Another topic of ACOF interest was continued examination of a Legacy-Resource Center. With this pooled resource, the community encompassing ACOF, Sisters, and Partners in Mission, would explore best practices and leadership development as a whole, instead of searching for information from each of the provinces/vice provinces. The Legacy-Resource Center would serve as both a depository of “what did we say” in the past, to visions of the future which would include written material as well as video and spoken pieces. With a center located at one site, the history of the CSJ’s could serve as a leadership development tool.
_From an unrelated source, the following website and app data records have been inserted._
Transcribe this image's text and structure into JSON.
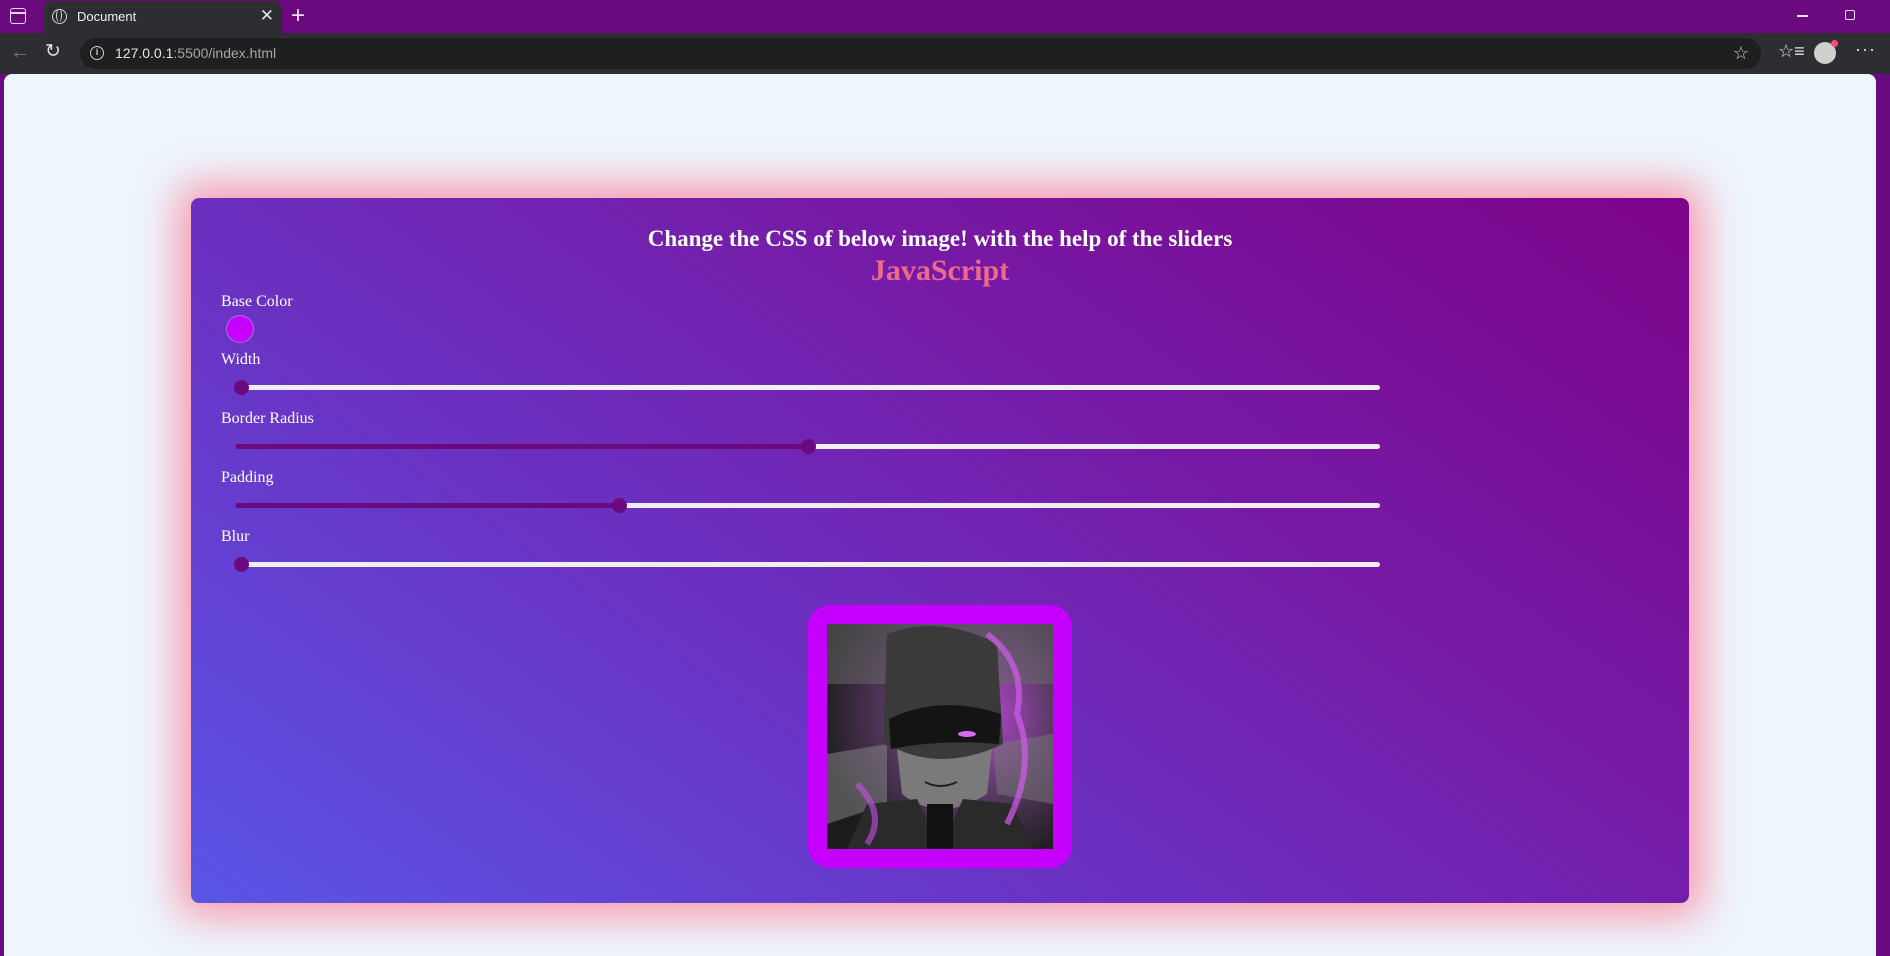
{
  "browser": {
    "tab_title": "Document",
    "tab_close": "✕",
    "new_tab": "+",
    "url_host": "127.0.0.1",
    "url_rest": ":5500/index.html",
    "icons": [
      "tab-actions-icon",
      "globe-icon",
      "close-icon",
      "new-tab-icon",
      "minimize-icon",
      "maximize-icon",
      "back-icon",
      "reload-icon",
      "info-icon",
      "star-icon",
      "favorites-icon",
      "profile-icon",
      "more-icon"
    ]
  },
  "page": {
    "heading": "Change the CSS of below image! with the help of the sliders",
    "subheading": "JavaScript",
    "controls": {
      "base_color": {
        "label": "Base Color",
        "value": "#c500ff"
      },
      "width": {
        "label": "Width",
        "value_percent": 0
      },
      "border_radius": {
        "label": "Border Radius",
        "value_percent": 50
      },
      "padding": {
        "label": "Padding",
        "value_percent": 33.5
      },
      "blur": {
        "label": "Blur",
        "value_percent": 0
      }
    },
    "colors": {
      "accent": "#6b0a7e",
      "subheading": "#ed6a8c",
      "frame": "#c500ff",
      "glow": "#ff506e"
    }
  }
}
At this accessible online site, we would want to include formation materials, core curriculum which would incorporate common values, and focused themes that would be spread to every area of our community.
The ACOF directors discussed how various grants and foundations could be utilized to help strengthen the leadership development as well as the financial responsibilities throughout the provinces/vice-provinces. We are looking at several models that would bolster the mission and leadership of ACOF, which entails additional consideration of our goals.
With regard to the desire for a possible Carondelet Agregee community, directors will reach out to those individuals who have expressed interest and assist them to be in conversation across units, possibly gathering together in person at some point in the next year or two.
Friday evening was joy-filled! We and the congregational Vocation Formation group, who were also meeting in St. Paul, attended a dinner in honor of theologian Elizabeth Johnson, CSJ, PhD., along with professors and classmates from the Wisdom Ways Center for Spirituality Hedgerow Initiative. Singer/songwriter Sara Thomsen added to the festivity. Dinner was followed by Elizabeth’s stimulating public lecture, “Is God’s Charity Broad Enough for Bears?” based on material from her recent book Ask the Beasts: Darwin and the God of Love.
On Saturday morning, ACOF joined in collaboration with the Vocation Formation group to discuss the following topics:
The afternoon concluded with dialogue on Calls to Action-Living the CSJ Charism related to ACOF Identity and Commitment. A sub-group of directors was formed to prepare a timeline, a process, a questionnaire, and individual/communal response sheets, which will be shared with ACOF members in all the unit groups. Once feedback is received, it will be compiled and sent out to all members after May 1, 2016.
Many thanks to our St. Paul Consotiate friends and colleagues who treated us to a delicious potluck that evening! Later on, a few of us went on a driving tour of Twin Cities highlights led by Jane Pauly-Schneider, tour director extraordinaire!
Sunday morning was a time for prayer, reflection and celebration as we concluded our time together as a memorable time well spent. Our gratitude goes to our driver, Margaret Brown, CSJ who generously and cheerfully provided transportation to all of us traveling from out of state, and to our Spanish translators, Agatha Grossman, CSJ, Catherine McNamee, CSJ, and Annette and Soraya Handy, Honduran students who attend St. Kate’s, and Kim Munoz. Thank you!!
How blessed we are to be ACOF (Associates,Consociates,Ohana,Familia de San Jose) and to share the charism of loving unity and the mission of Jesus with one another and the Sisters of St Joseph of Carondelet.